● EXERCISE DESCRIPTION
Return each line of the listing that follows in which the string "true" can be found.

● EXTRACTED ENTRIES
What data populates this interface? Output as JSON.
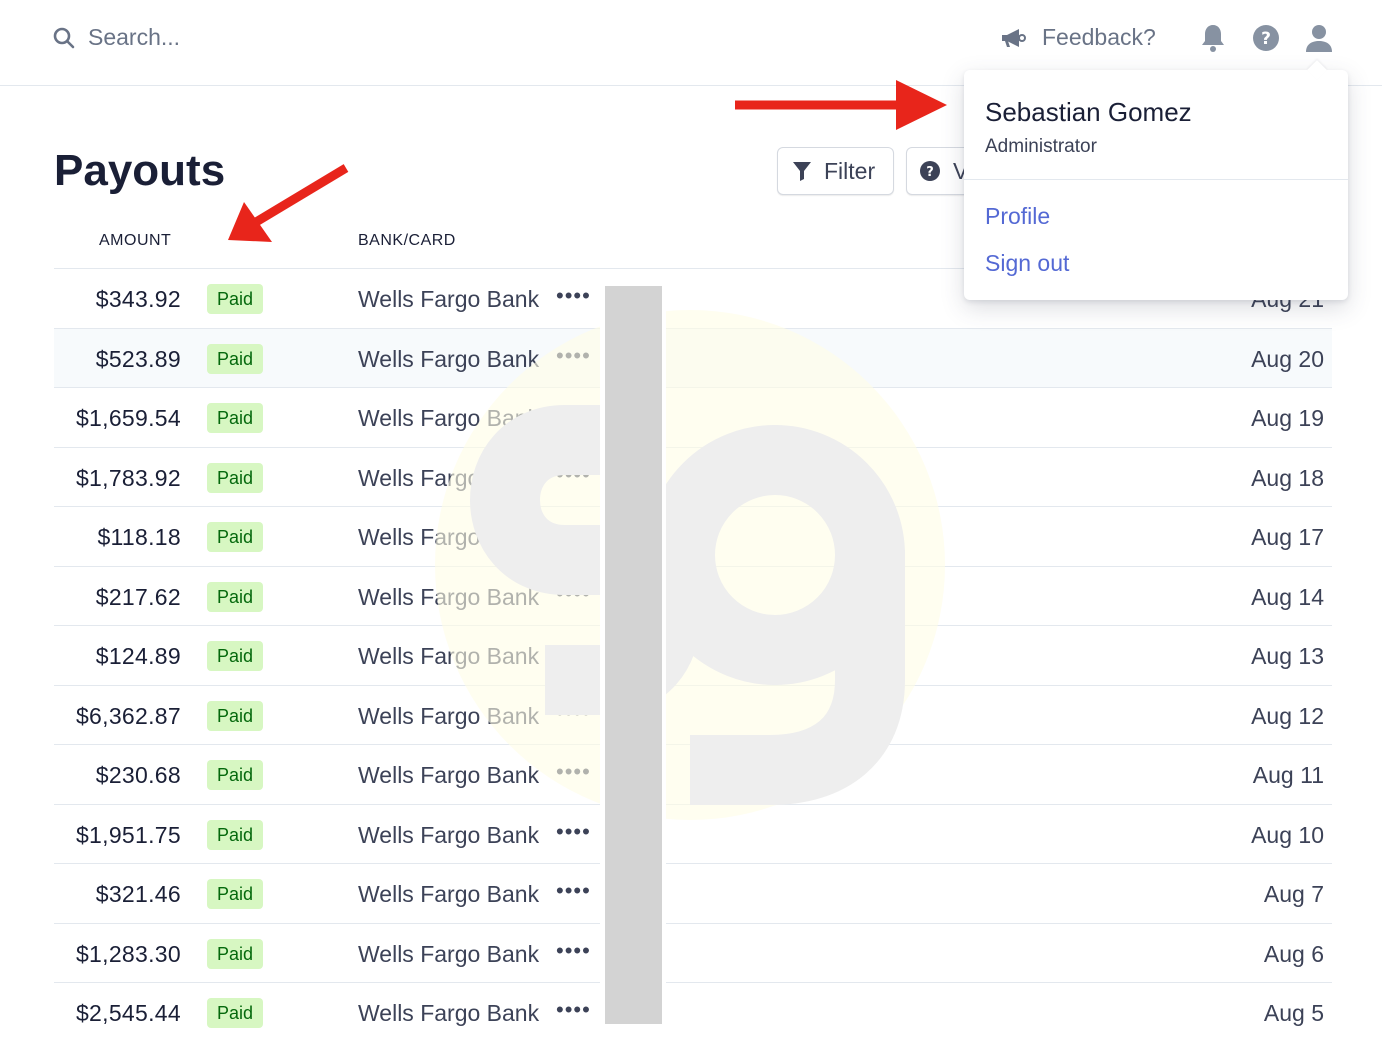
{
  "search": {
    "placeholder": "Search..."
  },
  "header": {
    "feedback_label": "Feedback?"
  },
  "icons": {
    "search": "search-icon",
    "feedback": "megaphone-icon",
    "notifications": "bell-icon",
    "help": "help-icon",
    "account": "user-icon",
    "filter": "filter-icon"
  },
  "user_menu": {
    "name": "Sebastian Gomez",
    "role": "Administrator",
    "links": [
      "Profile",
      "Sign out"
    ]
  },
  "page": {
    "title": "Payouts"
  },
  "toolbar": {
    "filter_label": "Filter",
    "second_button_label": "V"
  },
  "table": {
    "columns": {
      "amount": "AMOUNT",
      "bank": "BANK/CARD"
    },
    "rows": [
      {
        "amount": "$343.92",
        "status": "Paid",
        "bank": "Wells Fargo Bank",
        "mask": "••••",
        "date": "Aug 21"
      },
      {
        "amount": "$523.89",
        "status": "Paid",
        "bank": "Wells Fargo Bank",
        "mask": "••••",
        "date": "Aug 20"
      },
      {
        "amount": "$1,659.54",
        "status": "Paid",
        "bank": "Wells Fargo Bank",
        "mask": "••••",
        "date": "Aug 19"
      },
      {
        "amount": "$1,783.92",
        "status": "Paid",
        "bank": "Wells Fargo Bank",
        "mask": "••••",
        "date": "Aug 18"
      },
      {
        "amount": "$118.18",
        "status": "Paid",
        "bank": "Wells Fargo Bank",
        "mask": "••••",
        "date": "Aug 17"
      },
      {
        "amount": "$217.62",
        "status": "Paid",
        "bank": "Wells Fargo Bank",
        "mask": "••••",
        "date": "Aug 14"
      },
      {
        "amount": "$124.89",
        "status": "Paid",
        "bank": "Wells Fargo Bank",
        "mask": "••••",
        "date": "Aug 13"
      },
      {
        "amount": "$6,362.87",
        "status": "Paid",
        "bank": "Wells Fargo Bank",
        "mask": "••••",
        "date": "Aug 12"
      },
      {
        "amount": "$230.68",
        "status": "Paid",
        "bank": "Wells Fargo Bank",
        "mask": "••••",
        "date": "Aug 11"
      },
      {
        "amount": "$1,951.75",
        "status": "Paid",
        "bank": "Wells Fargo Bank",
        "mask": "••••",
        "date": "Aug 10"
      },
      {
        "amount": "$321.46",
        "status": "Paid",
        "bank": "Wells Fargo Bank",
        "mask": "••••",
        "date": "Aug 7"
      },
      {
        "amount": "$1,283.30",
        "status": "Paid",
        "bank": "Wells Fargo Bank",
        "mask": "••••",
        "date": "Aug 6"
      },
      {
        "amount": "$2,545.44",
        "status": "Paid",
        "bank": "Wells Fargo Bank",
        "mask": "••••",
        "date": "Aug 5"
      }
    ]
  },
  "colors": {
    "accent": "#5469d4",
    "badge_bg": "#d7f7c2",
    "badge_text": "#05690d",
    "annotation_arrow": "#e8251b"
  }
}
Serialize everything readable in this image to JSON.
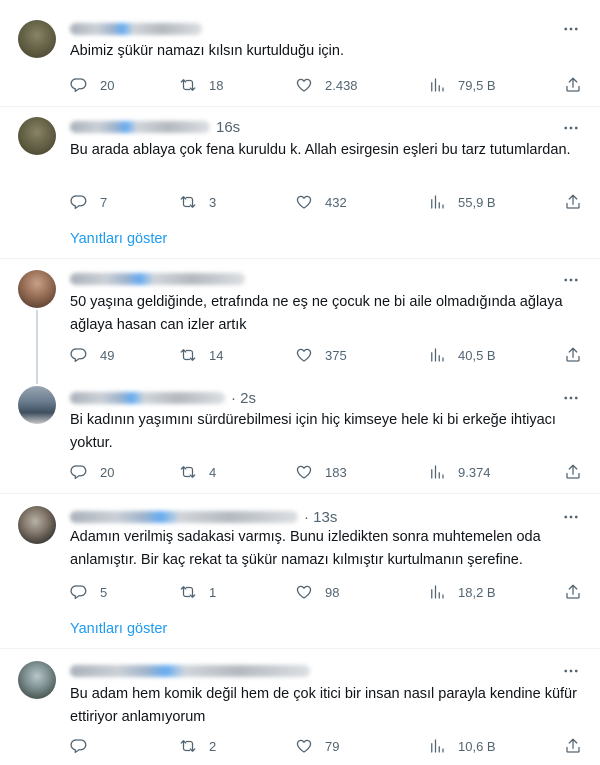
{
  "show_replies_label": "Yanıtları göster",
  "tweets": [
    {
      "time": "",
      "text": "Abimiz şükür namazı kılsın kurtulduğu için.",
      "replies": "20",
      "retweets": "18",
      "likes": "2.438",
      "views": "79,5 B"
    },
    {
      "time": "16s",
      "text": "Bu arada ablaya çok fena kuruldu k. Allah esirgesin eşleri bu tarz tutumlardan.",
      "replies": "7",
      "retweets": "3",
      "likes": "432",
      "views": "55,9 B"
    },
    {
      "time": "",
      "text": "50 yaşına geldiğinde, etrafında ne eş ne çocuk ne bi aile olmadığında ağlaya ağlaya hasan can izler artık",
      "replies": "49",
      "retweets": "14",
      "likes": "375",
      "views": "40,5 B"
    },
    {
      "time": "· 2s",
      "text": "Bi kadının yaşımını sürdürebilmesi için hiç kimseye hele ki bi erkeğe ihtiyacı yoktur.",
      "replies": "20",
      "retweets": "4",
      "likes": "183",
      "views": "9.374"
    },
    {
      "time": "· 13s",
      "text": "Adamın verilmiş sadakasi varmış. Bunu izledikten sonra muhtemelen oda anlamıştır. Bir kaç rekat ta şükür namazı kılmıştır kurtulmanın şerefine.",
      "replies": "5",
      "retweets": "1",
      "likes": "98",
      "views": "18,2 B"
    },
    {
      "time": "",
      "text": "Bu adam hem komik değil hem de çok itici bir insan nasıl parayla kendine küfür ettiriyor anlamıyorum",
      "replies": "",
      "retweets": "2",
      "likes": "79",
      "views": "10,6 B"
    }
  ],
  "icons": [
    "more-icon",
    "reply-icon",
    "retweet-icon",
    "like-icon",
    "views-icon",
    "share-icon"
  ],
  "colors": {
    "text": "#0f1419",
    "muted": "#536471",
    "link": "#1d9bf0",
    "divider": "#eff3f4"
  }
}
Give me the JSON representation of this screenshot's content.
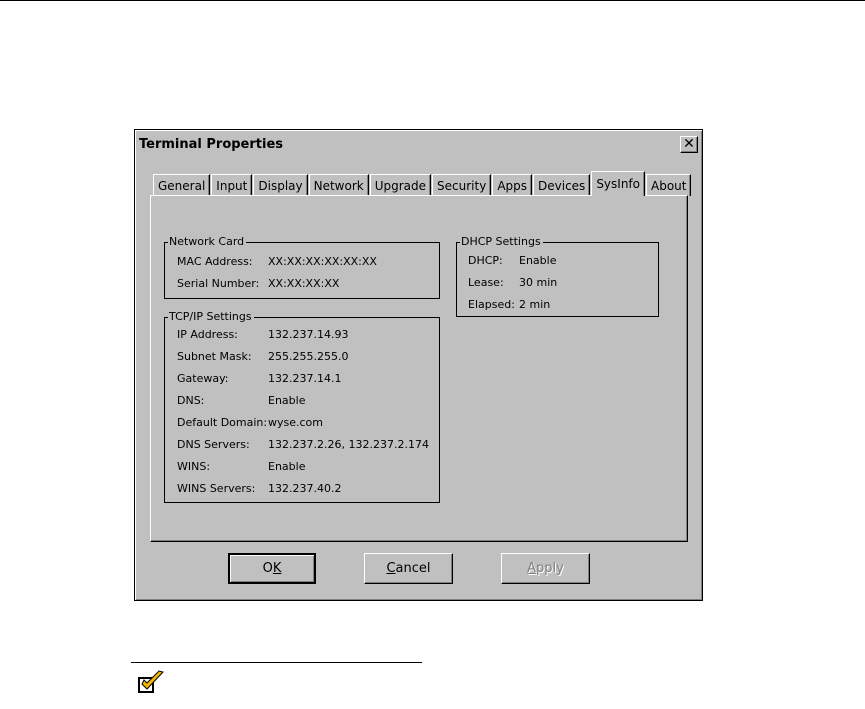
{
  "window": {
    "title": "Terminal Properties"
  },
  "tabs": [
    "General",
    "Input",
    "Display",
    "Network",
    "Upgrade",
    "Security",
    "Apps",
    "Devices",
    "SysInfo",
    "About"
  ],
  "active_tab": "SysInfo",
  "network_card": {
    "legend": "Network Card",
    "rows": [
      {
        "label": "MAC Address:",
        "value": "XX:XX:XX:XX:XX:XX"
      },
      {
        "label": "Serial Number:",
        "value": "XX:XX:XX:XX"
      }
    ]
  },
  "tcpip": {
    "legend": "TCP/IP Settings",
    "rows": [
      {
        "label": "IP Address:",
        "value": "132.237.14.93"
      },
      {
        "label": "Subnet Mask:",
        "value": "255.255.255.0"
      },
      {
        "label": "Gateway:",
        "value": "132.237.14.1"
      },
      {
        "label": "DNS:",
        "value": "Enable"
      },
      {
        "label": "Default Domain:",
        "value": "wyse.com"
      },
      {
        "label": "DNS Servers:",
        "value": "132.237.2.26, 132.237.2.174"
      },
      {
        "label": "WINS:",
        "value": "Enable"
      },
      {
        "label": "WINS Servers:",
        "value": "132.237.40.2"
      }
    ]
  },
  "dhcp": {
    "legend": "DHCP Settings",
    "rows": [
      {
        "label": "DHCP:",
        "value": "Enable"
      },
      {
        "label": "Lease:",
        "value": "30 min"
      },
      {
        "label": "Elapsed:",
        "value": "2 min"
      }
    ]
  },
  "buttons": {
    "ok": {
      "pre": "O",
      "mnemonic": "K",
      "post": ""
    },
    "cancel": {
      "pre": "",
      "mnemonic": "C",
      "post": "ancel"
    },
    "apply": {
      "pre": "",
      "mnemonic": "A",
      "post": "pply"
    }
  },
  "icons": {
    "close": "close-icon",
    "note": "checkmark-icon"
  },
  "colors": {
    "dialog_bg": "#c0c0c0",
    "check_fill": "#f2b705"
  }
}
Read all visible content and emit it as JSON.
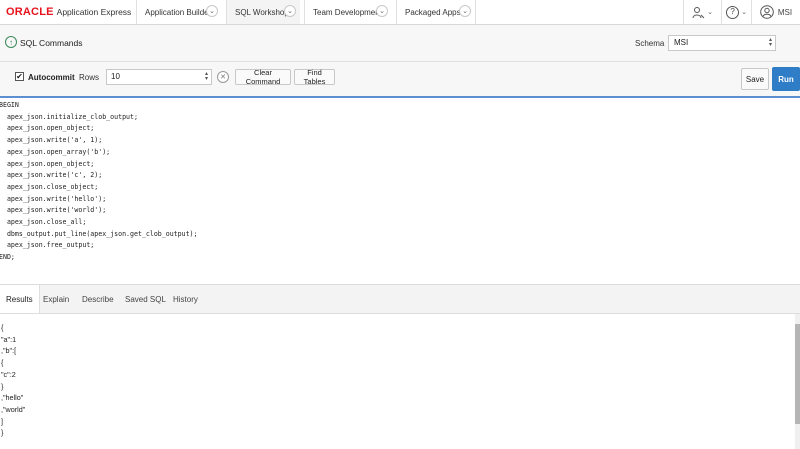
{
  "brand": {
    "logo": "ORACLE",
    "app_name": "Application Express"
  },
  "nav_tabs": [
    {
      "label": "Application Builder"
    },
    {
      "label": "SQL Workshop"
    },
    {
      "label": "Team Development"
    },
    {
      "label": "Packaged Apps"
    }
  ],
  "user": {
    "name": "MSI"
  },
  "icons": {
    "chevron": "⌄",
    "help": "?",
    "user": "👤",
    "up_arrow": "↑",
    "checkmark": "✔",
    "clear": "✕",
    "spinner_up": "▴",
    "spinner_down": "▾"
  },
  "page": {
    "title": "SQL Commands",
    "schema_label": "Schema",
    "schema_value": "MSI"
  },
  "toolbar": {
    "autocommit_label": "Autocommit",
    "autocommit_checked": true,
    "rows_label": "Rows",
    "rows_value": "10",
    "clear_label": "Clear Command",
    "find_label": "Find Tables",
    "save_label": "Save",
    "run_label": "Run"
  },
  "editor": {
    "code": "BEGIN\n  apex_json.initialize_clob_output;\n  apex_json.open_object;\n  apex_json.write('a', 1);\n  apex_json.open_array('b');\n  apex_json.open_object;\n  apex_json.write('c', 2);\n  apex_json.close_object;\n  apex_json.write('hello');\n  apex_json.write('world');\n  apex_json.close_all;\n  dbms_output.put_line(apex_json.get_clob_output);\n  apex_json.free_output;\nEND;"
  },
  "result_tabs": [
    {
      "label": "Results"
    },
    {
      "label": "Explain"
    },
    {
      "label": "Describe"
    },
    {
      "label": "Saved SQL"
    },
    {
      "label": "History"
    }
  ],
  "results": {
    "output": "{\n\"a\":1\n,\"b\":[\n{\n\"c\":2\n}\n,\"hello\"\n,\"world\"\n]\n}"
  },
  "colors": {
    "brand_red": "#e8121d",
    "run_blue": "#2f7cc7",
    "editor_border": "#5b8fcf",
    "up_icon_green": "#3a8b5a"
  }
}
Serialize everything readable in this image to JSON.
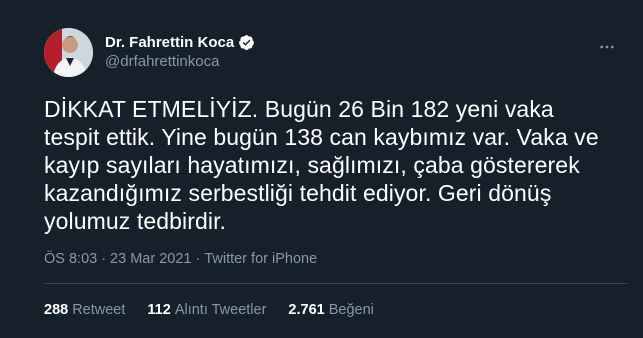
{
  "tweet": {
    "author": {
      "name": "Dr. Fahrettin Koca",
      "handle": "@drfahrettinkoca",
      "verified": true,
      "avatar_icon": "profile-photo"
    },
    "text": "DİKKAT ETMELİYİZ. Bugün 26 Bin 182 yeni vaka tespit ettik. Yine bugün 138 can kaybımız var. Vaka ve kayıp sayıları hayatımızı, sağlımızı, çaba göstererek kazandığımız serbestliği tehdit ediyor. Geri dönüş yolumuz tedbirdir.",
    "time": "ÖS 8:03",
    "separator": "·",
    "date": "23 Mar 2021",
    "source": "Twitter for iPhone",
    "stats": {
      "retweets": {
        "count": "288",
        "label": "Retweet"
      },
      "quotes": {
        "count": "112",
        "label": "Alıntı Tweetler"
      },
      "likes": {
        "count": "2.761",
        "label": "Beğeni"
      }
    }
  },
  "icons": {
    "verified": "verified-badge-icon",
    "more": "more-icon"
  },
  "colors": {
    "background": "#15202b",
    "text_primary": "#ffffff",
    "text_secondary": "#8899a6",
    "divider": "#38444d"
  }
}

● REPLY
    "autocommit_checked": true,
      "verified": true,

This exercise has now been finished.